- Data under study -
<<<<

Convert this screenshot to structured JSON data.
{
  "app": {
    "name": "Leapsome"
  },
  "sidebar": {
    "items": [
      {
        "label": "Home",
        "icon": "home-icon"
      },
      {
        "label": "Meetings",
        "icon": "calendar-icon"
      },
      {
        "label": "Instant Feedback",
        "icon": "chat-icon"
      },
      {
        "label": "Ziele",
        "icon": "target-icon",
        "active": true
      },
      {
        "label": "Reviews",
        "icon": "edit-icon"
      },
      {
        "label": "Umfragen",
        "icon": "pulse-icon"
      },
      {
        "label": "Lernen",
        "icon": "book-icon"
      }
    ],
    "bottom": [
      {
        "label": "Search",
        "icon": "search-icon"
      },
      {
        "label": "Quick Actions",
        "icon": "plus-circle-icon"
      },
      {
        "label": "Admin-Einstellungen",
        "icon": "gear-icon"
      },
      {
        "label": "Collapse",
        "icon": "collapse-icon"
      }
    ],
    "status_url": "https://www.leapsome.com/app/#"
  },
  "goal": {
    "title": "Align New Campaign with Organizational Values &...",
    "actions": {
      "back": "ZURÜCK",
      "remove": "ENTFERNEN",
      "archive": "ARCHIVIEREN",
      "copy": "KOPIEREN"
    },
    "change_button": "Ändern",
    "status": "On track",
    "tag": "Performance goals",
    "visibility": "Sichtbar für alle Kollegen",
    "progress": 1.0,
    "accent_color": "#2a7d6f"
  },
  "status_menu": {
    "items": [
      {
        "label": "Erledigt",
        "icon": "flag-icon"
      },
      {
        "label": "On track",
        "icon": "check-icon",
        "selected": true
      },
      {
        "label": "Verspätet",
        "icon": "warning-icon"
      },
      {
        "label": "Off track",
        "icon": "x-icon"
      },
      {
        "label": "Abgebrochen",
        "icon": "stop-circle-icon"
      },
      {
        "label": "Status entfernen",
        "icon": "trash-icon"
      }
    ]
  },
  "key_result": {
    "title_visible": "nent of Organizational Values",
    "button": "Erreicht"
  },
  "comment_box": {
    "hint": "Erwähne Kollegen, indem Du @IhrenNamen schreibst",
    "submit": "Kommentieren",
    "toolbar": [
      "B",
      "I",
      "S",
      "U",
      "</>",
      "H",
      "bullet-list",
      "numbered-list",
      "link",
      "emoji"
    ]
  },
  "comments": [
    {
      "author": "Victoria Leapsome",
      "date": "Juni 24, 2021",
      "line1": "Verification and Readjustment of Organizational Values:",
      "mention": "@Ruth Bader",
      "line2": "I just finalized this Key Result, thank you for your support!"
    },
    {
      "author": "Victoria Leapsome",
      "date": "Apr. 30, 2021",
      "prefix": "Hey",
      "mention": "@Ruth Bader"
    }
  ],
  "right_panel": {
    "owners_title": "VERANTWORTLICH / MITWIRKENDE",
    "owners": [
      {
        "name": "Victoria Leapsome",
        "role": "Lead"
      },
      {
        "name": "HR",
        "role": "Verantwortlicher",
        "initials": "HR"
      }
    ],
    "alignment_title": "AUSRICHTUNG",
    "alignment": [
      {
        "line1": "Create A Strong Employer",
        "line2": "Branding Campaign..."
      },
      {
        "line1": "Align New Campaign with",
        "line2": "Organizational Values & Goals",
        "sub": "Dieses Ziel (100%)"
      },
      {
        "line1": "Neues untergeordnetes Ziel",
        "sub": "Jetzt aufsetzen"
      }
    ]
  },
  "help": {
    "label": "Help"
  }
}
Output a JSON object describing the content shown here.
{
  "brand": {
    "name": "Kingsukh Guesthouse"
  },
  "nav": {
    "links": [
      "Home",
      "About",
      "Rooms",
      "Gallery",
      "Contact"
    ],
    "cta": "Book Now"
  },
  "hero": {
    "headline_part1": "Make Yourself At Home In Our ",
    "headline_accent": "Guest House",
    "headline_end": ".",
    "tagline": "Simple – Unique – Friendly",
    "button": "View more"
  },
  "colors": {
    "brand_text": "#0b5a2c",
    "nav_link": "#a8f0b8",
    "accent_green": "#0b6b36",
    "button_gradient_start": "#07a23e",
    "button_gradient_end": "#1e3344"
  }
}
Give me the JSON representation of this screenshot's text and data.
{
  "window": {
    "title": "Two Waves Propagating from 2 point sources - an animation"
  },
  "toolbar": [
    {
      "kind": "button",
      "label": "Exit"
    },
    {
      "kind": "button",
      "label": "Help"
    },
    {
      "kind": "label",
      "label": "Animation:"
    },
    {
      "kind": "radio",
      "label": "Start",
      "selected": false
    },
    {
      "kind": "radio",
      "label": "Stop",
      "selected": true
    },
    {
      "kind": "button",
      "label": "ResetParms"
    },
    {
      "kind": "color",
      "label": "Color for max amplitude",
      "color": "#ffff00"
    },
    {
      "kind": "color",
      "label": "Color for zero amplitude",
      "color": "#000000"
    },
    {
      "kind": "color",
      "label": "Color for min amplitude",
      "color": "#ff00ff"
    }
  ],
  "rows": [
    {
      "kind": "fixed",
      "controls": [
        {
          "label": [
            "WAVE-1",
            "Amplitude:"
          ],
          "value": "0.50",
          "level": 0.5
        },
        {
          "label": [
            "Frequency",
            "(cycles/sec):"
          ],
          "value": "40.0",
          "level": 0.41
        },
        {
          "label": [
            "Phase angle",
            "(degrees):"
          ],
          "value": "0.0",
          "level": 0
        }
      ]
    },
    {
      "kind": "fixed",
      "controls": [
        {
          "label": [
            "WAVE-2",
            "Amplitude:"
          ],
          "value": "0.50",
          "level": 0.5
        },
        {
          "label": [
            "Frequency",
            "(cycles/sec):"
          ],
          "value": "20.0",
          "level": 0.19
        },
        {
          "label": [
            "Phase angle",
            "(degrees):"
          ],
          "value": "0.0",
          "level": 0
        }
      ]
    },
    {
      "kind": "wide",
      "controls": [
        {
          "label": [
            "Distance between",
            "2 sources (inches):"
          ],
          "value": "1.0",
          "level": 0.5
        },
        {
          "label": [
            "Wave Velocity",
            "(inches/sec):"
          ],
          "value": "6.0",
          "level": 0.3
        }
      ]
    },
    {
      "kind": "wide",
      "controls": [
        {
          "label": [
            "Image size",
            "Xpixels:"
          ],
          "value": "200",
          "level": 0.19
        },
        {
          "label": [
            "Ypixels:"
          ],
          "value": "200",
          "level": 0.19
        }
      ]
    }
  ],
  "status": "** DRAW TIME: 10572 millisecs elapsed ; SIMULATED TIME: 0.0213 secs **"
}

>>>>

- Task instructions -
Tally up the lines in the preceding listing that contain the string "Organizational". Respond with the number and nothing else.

- Answer below -
4